> **Page and application data records**
|---|
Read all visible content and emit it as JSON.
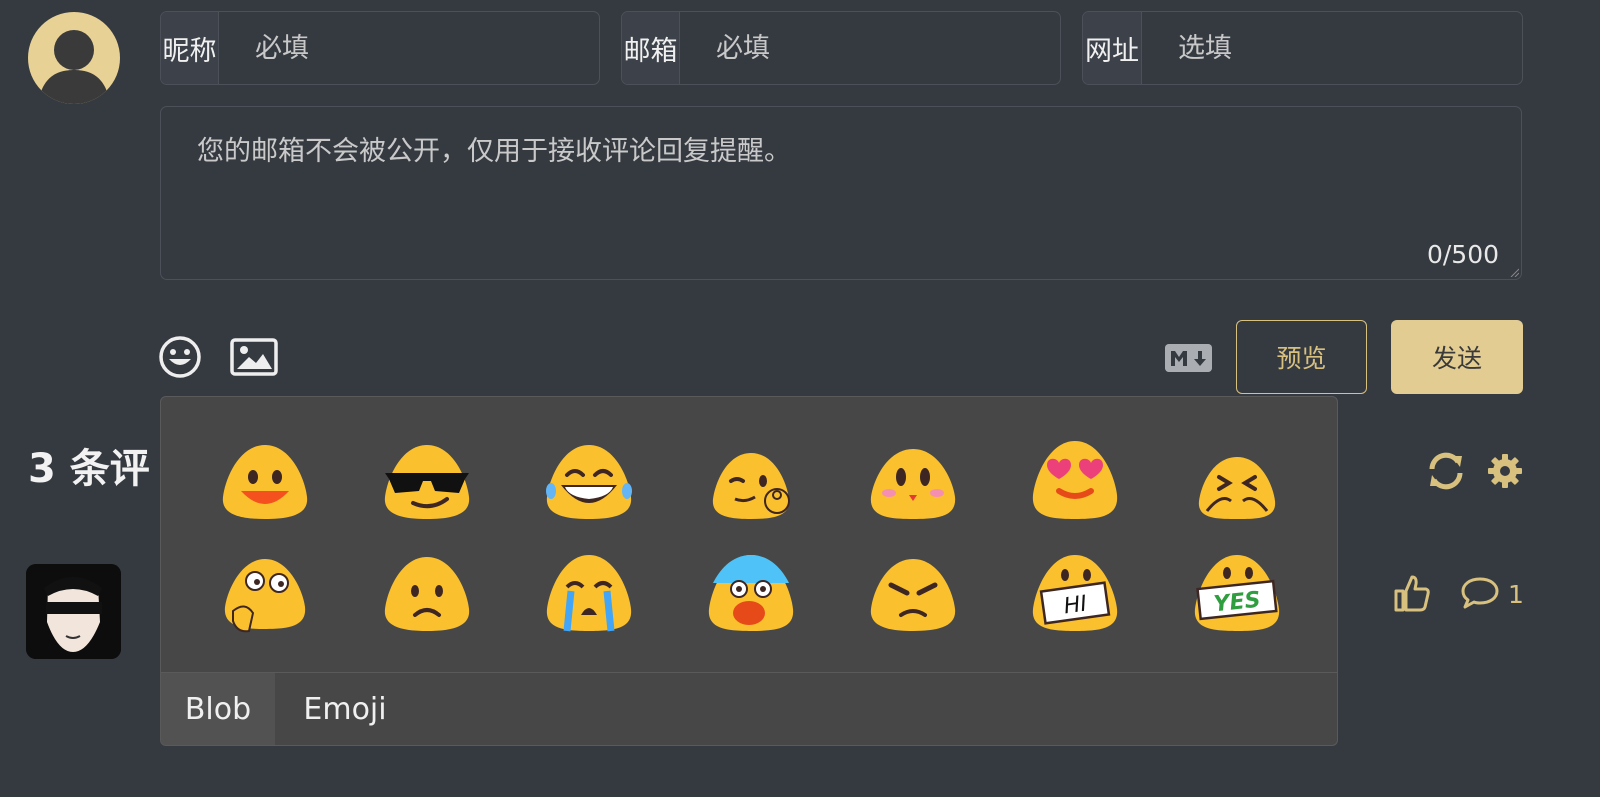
{
  "form": {
    "nickname": {
      "label": "昵称",
      "placeholder": "必填"
    },
    "email": {
      "label": "邮箱",
      "placeholder": "必填"
    },
    "website": {
      "label": "网址",
      "placeholder": "选填"
    },
    "editor_placeholder": "您的邮箱不会被公开，仅用于接收评论回复提醒。",
    "counter": "0/500"
  },
  "actions": {
    "preview_label": "预览",
    "send_label": "发送"
  },
  "comments": {
    "title": "3 条评",
    "reply_count": "1"
  },
  "emoji_panel": {
    "tabs": [
      "Blob",
      "Emoji"
    ],
    "active_tab": "Blob",
    "emojis": [
      "blob-smile",
      "blob-sunglasses",
      "blob-grin",
      "blob-wink-ok",
      "blob-blush",
      "blob-heart-eyes",
      "blob-laughing-hug",
      "blob-thinking",
      "blob-frown",
      "blob-sob",
      "blob-scream",
      "blob-angry",
      "blob-hi",
      "blob-yes"
    ],
    "sign_hi": "HI",
    "sign_yes": "YES"
  },
  "colors": {
    "background": "#353a41",
    "accent": "#d8c07f",
    "send_button": "#e3cc92",
    "emoji_yellow": "#fbc02d"
  }
}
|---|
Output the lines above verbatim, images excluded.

> **Written response**
Read all visible content and emit it as JSON.
{
  "form": {
    "nickname": {
      "label": "昵称",
      "placeholder": "必填"
    },
    "email": {
      "label": "邮箱",
      "placeholder": "必填"
    },
    "website": {
      "label": "网址",
      "placeholder": "选填"
    },
    "editor_placeholder": "您的邮箱不会被公开，仅用于接收评论回复提醒。",
    "counter": "0/500"
  },
  "actions": {
    "preview_label": "预览",
    "send_label": "发送"
  },
  "comments": {
    "title": "3 条评",
    "reply_count": "1"
  },
  "emoji_panel": {
    "tabs": [
      "Blob",
      "Emoji"
    ],
    "active_tab": "Blob",
    "emojis": [
      "blob-smile",
      "blob-sunglasses",
      "blob-grin",
      "blob-wink-ok",
      "blob-blush",
      "blob-heart-eyes",
      "blob-laughing-hug",
      "blob-thinking",
      "blob-frown",
      "blob-sob",
      "blob-scream",
      "blob-angry",
      "blob-hi",
      "blob-yes"
    ],
    "sign_hi": "HI",
    "sign_yes": "YES"
  },
  "colors": {
    "background": "#353a41",
    "accent": "#d8c07f",
    "send_button": "#e3cc92",
    "emoji_yellow": "#fbc02d"
  }
}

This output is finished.